By beating the New England Patriots last Thursday, the Rams moved to 9-4. Here are a few predictions from August and early September about how LA would do in a division that also featured the 49ers, Seahawks and Cardinals.
Tyler Sullivan of CBS Sports picked the Rams as his team to “plunge” this season.
Tyler Sullivan: Rams
They took a significant plunge a season ago, going 9-7 following a trip to Super Bowl LIII, but I see this free fall continuing in 2020. Los Angeles’ roster is the epitome of stars-and-scrubs, and that won’t win you many games in the NFL, especially when you’re playing in as tough of a division as the NFC West is primed to be. The Rams could be looking at a last-place finish here.
Only two people (out of 35) at NFL.com chose the Rams to win the NFC West. Those two were Maurice Jones-Drew and Gregg Rosenthal. (Warning: NFL.com wants to force a video on you when you click the link.) There were only three votes for the Rams to win a wild card spot, including Kurt Warner and Peter Schrager (both affiliated with the team) saying that they’d get the seven seed.

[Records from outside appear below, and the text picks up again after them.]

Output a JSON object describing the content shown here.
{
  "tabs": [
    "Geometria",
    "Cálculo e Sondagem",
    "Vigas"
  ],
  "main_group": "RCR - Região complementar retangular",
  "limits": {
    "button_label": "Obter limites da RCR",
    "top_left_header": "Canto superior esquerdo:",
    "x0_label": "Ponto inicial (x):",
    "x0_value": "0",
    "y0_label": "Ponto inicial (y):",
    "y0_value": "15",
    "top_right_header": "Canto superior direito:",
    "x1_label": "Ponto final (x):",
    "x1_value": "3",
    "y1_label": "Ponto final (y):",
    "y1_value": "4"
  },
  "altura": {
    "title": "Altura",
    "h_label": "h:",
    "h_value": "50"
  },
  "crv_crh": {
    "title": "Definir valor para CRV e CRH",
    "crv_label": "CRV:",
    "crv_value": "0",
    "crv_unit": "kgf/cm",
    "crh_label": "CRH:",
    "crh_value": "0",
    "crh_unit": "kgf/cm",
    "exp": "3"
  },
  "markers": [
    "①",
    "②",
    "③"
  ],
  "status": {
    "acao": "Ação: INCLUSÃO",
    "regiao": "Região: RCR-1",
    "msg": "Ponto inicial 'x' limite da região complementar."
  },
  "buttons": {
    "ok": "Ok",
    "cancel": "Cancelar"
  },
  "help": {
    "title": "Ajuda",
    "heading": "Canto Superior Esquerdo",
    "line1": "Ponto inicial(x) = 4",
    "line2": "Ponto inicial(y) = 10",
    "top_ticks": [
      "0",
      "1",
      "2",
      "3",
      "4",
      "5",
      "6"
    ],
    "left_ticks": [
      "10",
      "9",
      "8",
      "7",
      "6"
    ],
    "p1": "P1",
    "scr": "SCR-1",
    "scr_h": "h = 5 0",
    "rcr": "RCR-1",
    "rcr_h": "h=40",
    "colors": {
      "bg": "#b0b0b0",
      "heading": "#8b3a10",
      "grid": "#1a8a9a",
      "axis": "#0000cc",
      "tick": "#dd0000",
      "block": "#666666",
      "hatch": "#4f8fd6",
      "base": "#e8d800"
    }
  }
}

The Sporting News picked the Rams to finish in third place in the division, at 8-8, saying “there enough issues” with the team to not post a winning record.
The Rams always are dangerous because of Sean McVay’s coaching and their Super Bowl experience. But now he must operate his offense without Gurley and Brandin Cooks, trying to find sources of explosiveness to boost a leveled-off Jared Goff. Defensively, in between Aaron Donald and Jalen Ramsey, there enough issues to limit L.A. to .500.
Neither writer at USA Today expected LA in the postseason.
Something called Chat Sports (with 226k subs) picked the Rams to finish in last place in the division at 7-9.
At SI, Jenny Vrentas and Conor Orr had LA making it to the divisional round as a wild card, Gary Gramling had them making it that far as the NFC West champs. Gramling had this to say about his pick:
The Lions and Rams will topple last year’s 13-win teams to win their respective divisions. In the Rams’ case, it has a bit to do with the injury-ravaged 49ers. But it also has a lot to do with their coach, who is both good at coaching as well as youthful and handsome, and because of some luck finally comes their way. Ty Schalter had a great breakdown of “coin-flip games” over at FiveThirtyEight last year—games in which each team had more than a 40% win probability in the final five minutes of regulation, much more telling than “one-possession wins”—and the Rams were 0–4 in those games (and yet still would have been the NFC’s seventh seed if it had existed).
Danny Kelly was the only writer at The Ringer to pick the Rams to make the postseason, and as a wild card.
The LA Rams are guaranteed to finish above .500 but they are not guaranteed to win the division or to win a playoff game and to make a run at it. Let this be a reminder that there are still skeptics out there. Skeptics worth proving wrong.